In right-to-work states, unions are forbidden from automatically charging representation fees to workers in unionized shops. Roughly half of the states have right-to-work laws. Organized labor fears right-to-work laws because of what they call the “free rider” problem. The union in a unionized workplace is obligated to represent the entire bargaining unit. But, under right-to-work laws, individual employees within that bargaining unit are under no obligation to pay dues in exchange for that representation. Republicans, who generally favor right-to-work laws, now command bicameral majorities in 30 out of 50 state legislatures. In 23 states, the party holds both chambers of the legislature and the governorship. The same is true for Democrats in just seven states.

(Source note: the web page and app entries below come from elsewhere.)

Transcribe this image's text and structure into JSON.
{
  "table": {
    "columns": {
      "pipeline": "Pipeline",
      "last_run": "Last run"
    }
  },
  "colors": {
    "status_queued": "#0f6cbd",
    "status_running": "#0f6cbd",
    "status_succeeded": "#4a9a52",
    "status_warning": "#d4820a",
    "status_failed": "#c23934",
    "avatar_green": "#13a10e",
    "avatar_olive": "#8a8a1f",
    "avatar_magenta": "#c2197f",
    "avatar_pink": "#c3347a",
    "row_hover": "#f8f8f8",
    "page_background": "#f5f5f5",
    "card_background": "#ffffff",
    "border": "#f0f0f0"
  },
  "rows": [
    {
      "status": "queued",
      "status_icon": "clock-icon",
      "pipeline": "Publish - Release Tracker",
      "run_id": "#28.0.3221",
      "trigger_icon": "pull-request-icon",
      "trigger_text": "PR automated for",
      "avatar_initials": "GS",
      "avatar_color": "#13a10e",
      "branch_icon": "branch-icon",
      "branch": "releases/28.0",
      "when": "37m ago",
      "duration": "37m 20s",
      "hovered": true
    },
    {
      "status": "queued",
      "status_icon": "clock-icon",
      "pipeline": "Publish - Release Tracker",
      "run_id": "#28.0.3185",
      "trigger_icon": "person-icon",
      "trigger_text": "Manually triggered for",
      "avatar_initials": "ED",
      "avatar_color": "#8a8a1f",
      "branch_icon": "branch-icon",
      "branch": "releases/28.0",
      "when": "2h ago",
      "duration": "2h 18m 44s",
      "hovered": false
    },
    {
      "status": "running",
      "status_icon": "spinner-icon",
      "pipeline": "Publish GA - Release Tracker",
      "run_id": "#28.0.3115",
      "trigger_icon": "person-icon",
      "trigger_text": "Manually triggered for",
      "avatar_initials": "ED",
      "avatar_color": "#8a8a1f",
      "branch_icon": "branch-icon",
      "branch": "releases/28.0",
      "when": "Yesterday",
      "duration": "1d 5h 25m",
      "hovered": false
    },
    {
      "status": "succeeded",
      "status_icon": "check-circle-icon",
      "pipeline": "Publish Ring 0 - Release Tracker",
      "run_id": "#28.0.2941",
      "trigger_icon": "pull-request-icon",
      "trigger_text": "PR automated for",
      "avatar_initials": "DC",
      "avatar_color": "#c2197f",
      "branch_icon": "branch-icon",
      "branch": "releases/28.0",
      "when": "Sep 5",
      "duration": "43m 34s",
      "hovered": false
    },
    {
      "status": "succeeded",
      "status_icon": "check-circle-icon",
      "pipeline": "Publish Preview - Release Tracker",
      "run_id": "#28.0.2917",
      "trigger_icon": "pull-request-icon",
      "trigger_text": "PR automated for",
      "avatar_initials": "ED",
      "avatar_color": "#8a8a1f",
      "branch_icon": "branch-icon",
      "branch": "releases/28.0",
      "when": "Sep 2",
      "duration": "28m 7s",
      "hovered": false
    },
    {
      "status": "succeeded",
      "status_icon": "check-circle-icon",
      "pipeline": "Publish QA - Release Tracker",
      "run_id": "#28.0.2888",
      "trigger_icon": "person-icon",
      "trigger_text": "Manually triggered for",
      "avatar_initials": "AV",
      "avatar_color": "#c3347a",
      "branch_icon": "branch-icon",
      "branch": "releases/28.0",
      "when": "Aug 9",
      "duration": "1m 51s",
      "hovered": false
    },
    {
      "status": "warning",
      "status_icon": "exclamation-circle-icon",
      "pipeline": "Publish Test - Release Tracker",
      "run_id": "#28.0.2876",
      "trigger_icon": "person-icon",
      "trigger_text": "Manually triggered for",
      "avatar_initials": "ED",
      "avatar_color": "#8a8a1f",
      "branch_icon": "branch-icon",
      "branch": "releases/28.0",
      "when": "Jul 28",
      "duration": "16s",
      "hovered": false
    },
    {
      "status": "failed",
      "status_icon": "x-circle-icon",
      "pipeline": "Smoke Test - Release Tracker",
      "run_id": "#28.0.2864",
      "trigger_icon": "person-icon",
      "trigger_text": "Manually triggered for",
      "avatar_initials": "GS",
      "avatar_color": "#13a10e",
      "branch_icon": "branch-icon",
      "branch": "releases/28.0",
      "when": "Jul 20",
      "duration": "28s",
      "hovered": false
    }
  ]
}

In Pennsylvania, a conservative group known as the American Future is taking advantage of the new legislative session to push pension reform and “paycheck protection,” which would ban unions from spending automatically deducted representation fees on political advocacy. In Illinois, Republican Governor Bruce Rauner has proposed establishing “right-to-work zones” in various regions of the state, where businesses would be able to operate with fewer government regulations much to the chagrin of Illinois unions.

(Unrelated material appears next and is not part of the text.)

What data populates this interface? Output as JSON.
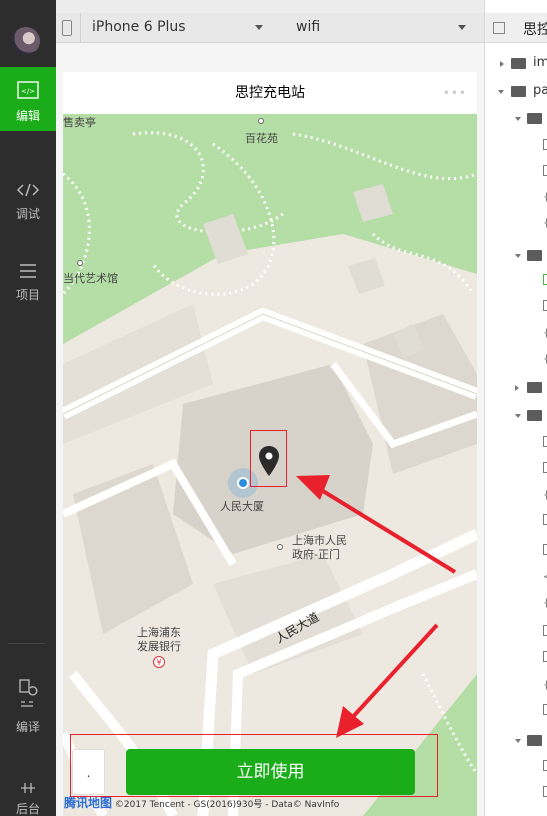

Similar to Illinois’ right-to-work zones, Kentucky has right-to-work counties. Interestingly, Hardin County passed an ordinance making it a misdemeanor to force employees covered under the National Labor Relations Act (any private sector, non-supervisor) to join or pay dues to a union as a condition of employment. The ordinance also barred hiring hall agreements that exclusively allow unions to refer workers for employment. The AFL-CIO and the United Food and Commercial Workers Union have filed a lawsuit aimed at invalidating the county-by-county law arguing that it is preempted by the National Labor Relations Act. According to the unions, the Act only allows a state or territory, not county, to pass right-to-work laws.